The Port Of Whitman County is one of several rural Washington communities set to nab another major infusion of broadband grants courtesy of federal Covid disaster relief. A fresh infusion of $1.1 million announced last week will help the County expand a five city (Palouse, Garfield, Oakesdale, Tekoa and Rosalia) fiber expansion project to 104 unserved homes.
In partnership with Ziply Fiber, the Port will bring fiber connectivity to those homes that were not included in the first phase of the project. According to city officials, construction will begin in the fall 2023 and be complete by spring 2024.
It’s part of a broader $121 million in new broadband grant awards doled out by the Washington State Broadband Office to expand access to affordable broadband service across traditionally underserved portions of the state. All told, the new awards will be used to fund more than 19 different projects, bringing improved broadband access to nearly 15,000 state residents.
“These grants will provide initial service availability to 14,794 end users located across the state, in communities as diverse as the San Juan Islands, Kittitas County and the Spokane reservation,” Washington Broadband Office Director Mark Vasconi said of the latest round of funding.
The funds, part of the $10 billion Coronavirus Capital Project Fund, were made possible by the The American Rescue Plan Act (ARPA). The funding comes on the heels of the first round of funding announced by Washington state leaders last March, which doled out $145 million in Broadband Infrastructure Acceleration grants across thirteen different communities.
This latest funding round was awarded to a diverse array of projects, including several Washington state utilities and PUDs (public utility districts), numerous county digital divide initiatives, several Washington state cooperatives, and an ongoing effort by Spokane Tribe leaders aimed at shoring up fiber access to rural portions of the state.
“Broadband access is essential infrastructure, providing a critical gateway to education, health care, social and economic opportunities,” Washington Commerce Director Mike Fong said in a statement. “This funding is the next significant step toward our goal to have high-speed internet access available to every Washington resident and business.”

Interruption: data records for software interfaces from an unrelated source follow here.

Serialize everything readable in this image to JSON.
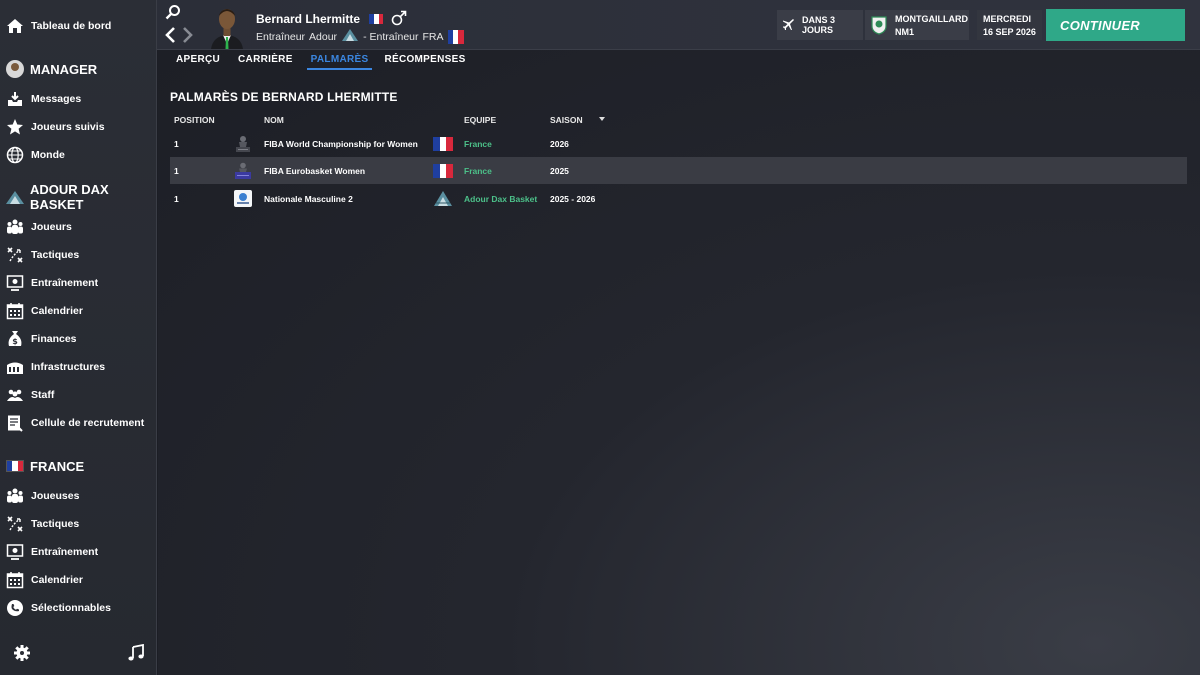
{
  "sidebar": {
    "dashboard": "Tableau de bord",
    "manager_section": "MANAGER",
    "manager_items": [
      {
        "label": "Messages",
        "icon": "inbox-icon"
      },
      {
        "label": "Joueurs suivis",
        "icon": "star-icon"
      },
      {
        "label": "Monde",
        "icon": "globe-icon"
      }
    ],
    "club_section": "ADOUR DAX BASKET",
    "club_items": [
      {
        "label": "Joueurs",
        "icon": "players-icon"
      },
      {
        "label": "Tactiques",
        "icon": "tactics-icon"
      },
      {
        "label": "Entraînement",
        "icon": "training-icon"
      },
      {
        "label": "Calendrier",
        "icon": "calendar-icon"
      },
      {
        "label": "Finances",
        "icon": "finances-icon"
      },
      {
        "label": "Infrastructures",
        "icon": "infrastructure-icon"
      },
      {
        "label": "Staff",
        "icon": "staff-icon"
      },
      {
        "label": "Cellule de recrutement",
        "icon": "scouting-icon"
      }
    ],
    "nation_section": "FRANCE",
    "nation_items": [
      {
        "label": "Joueuses",
        "icon": "players-icon"
      },
      {
        "label": "Tactiques",
        "icon": "tactics-icon"
      },
      {
        "label": "Entraînement",
        "icon": "training-icon"
      },
      {
        "label": "Calendrier",
        "icon": "calendar-icon"
      },
      {
        "label": "Sélectionnables",
        "icon": "phone-icon"
      }
    ]
  },
  "header": {
    "manager_name": "Bernard Lhermitte",
    "subtitle_club_prefix": "Entraîneur",
    "club_short": "Adour",
    "subtitle_nation_prefix": "- Entraîneur",
    "nation_short": "FRA",
    "travel_label": "DANS 3 JOURS",
    "next_opponent": "MONTGAILLARD",
    "next_competition": "NM1",
    "day": "MERCREDI",
    "date": "16 SEP 2026",
    "continue_label": "CONTINUER"
  },
  "tabs": [
    {
      "label": "APERÇU",
      "active": false
    },
    {
      "label": "CARRIÈRE",
      "active": false
    },
    {
      "label": "PALMARÈS",
      "active": true
    },
    {
      "label": "RÉCOMPENSES",
      "active": false
    }
  ],
  "page_title": "PALMARÈS DE BERNARD LHERMITTE",
  "table": {
    "columns": [
      "POSITION",
      "NOM",
      "EQUIPE",
      "SAISON"
    ],
    "rows": [
      {
        "position": "1",
        "name": "FIBA World Championship for Women",
        "team": "France",
        "season": "2026"
      },
      {
        "position": "1",
        "name": "FIBA Eurobasket Women",
        "team": "France",
        "season": "2025"
      },
      {
        "position": "1",
        "name": "Nationale Masculine 2",
        "team": "Adour Dax Basket",
        "season": "2025 - 2026"
      }
    ]
  },
  "colors": {
    "accent_blue": "#3b86e0",
    "continue_green": "#2fa888",
    "team_green": "#4cc089"
  }
}
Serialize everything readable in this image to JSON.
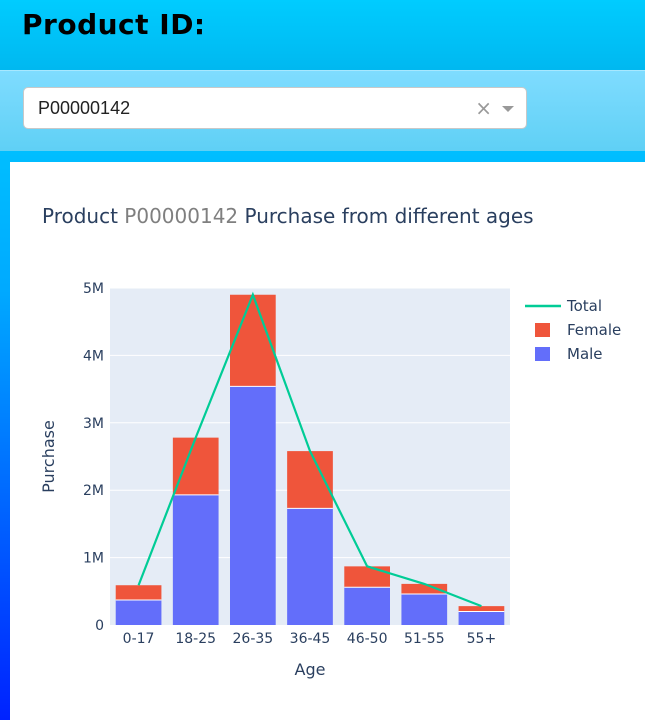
{
  "header": {
    "title": "Product ID:"
  },
  "dropdown": {
    "value": "P00000142",
    "clear_symbol": "×"
  },
  "chart_title": {
    "prefix": "Product ",
    "product_id": "P00000142",
    "suffix": " Purchase from different ages"
  },
  "chart_data": {
    "type": "bar",
    "stacked": true,
    "categories": [
      "0-17",
      "18-25",
      "26-35",
      "36-45",
      "46-50",
      "51-55",
      "55+"
    ],
    "series": [
      {
        "name": "Male",
        "values": [
          370000,
          1930000,
          3540000,
          1730000,
          560000,
          460000,
          200000
        ],
        "color": "#636efa"
      },
      {
        "name": "Female",
        "values": [
          220000,
          850000,
          1360000,
          850000,
          310000,
          150000,
          80000
        ],
        "color": "#ef553b"
      }
    ],
    "line": {
      "name": "Total",
      "values": [
        590000,
        2780000,
        4900000,
        2580000,
        870000,
        610000,
        280000
      ],
      "color": "#00cc96"
    },
    "xlabel": "Age",
    "ylabel": "Purchase",
    "ylim": [
      0,
      5000000
    ],
    "yticks": [
      0,
      1000000,
      2000000,
      3000000,
      4000000,
      5000000
    ],
    "ytick_labels": [
      "0",
      "1M",
      "2M",
      "3M",
      "4M",
      "5M"
    ],
    "legend": [
      "Total",
      "Female",
      "Male"
    ],
    "legend_placement": "top-right",
    "grid": true,
    "plot_bg": "#e5ecf6"
  }
}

All told, Washington state leaders set aside $260 million of Washington’s Rescue Plan funds to provide grants for broadband infrastructure projects. The state says it received a total of $316 million in grant applications for more than 50 different broadband expansion projects across the state, exceeding available funding by 261 percent.
Washington has seen an explosion in creative alternative broadband deployment projects made possible by both an historic influx of Covid relief and infrastructure bill broadband funding, as well as the state’s recent 2021 decision to eliminate counterproductive state restrictions on community broadband deployments.
The latest funding round shines a particularly bright light on the growing popularity of PUDs, which are paving the way on rural broadband expansion after played a critical role in electrifying the state by harnessing the region’s rivers starting in 1934.
Elimination of burdensome state barriers (often backed by entrenched incumbent monopolies keen on protecting regional fiefdoms from competition) allowed PUDs to deliver broadband access on a retail basis, bringing an additional competitive option to Washington residents long struggling for faster, less expensive access.
“Unfortunately we could not fund all who applied,” Vasconi said, “but we are pleased that this round of grants, as well as future funding efforts administered by the Washington State Broadband Office, will bring us closer to our goal of ensuring that all Washingtonians have reliable access to broadband service.”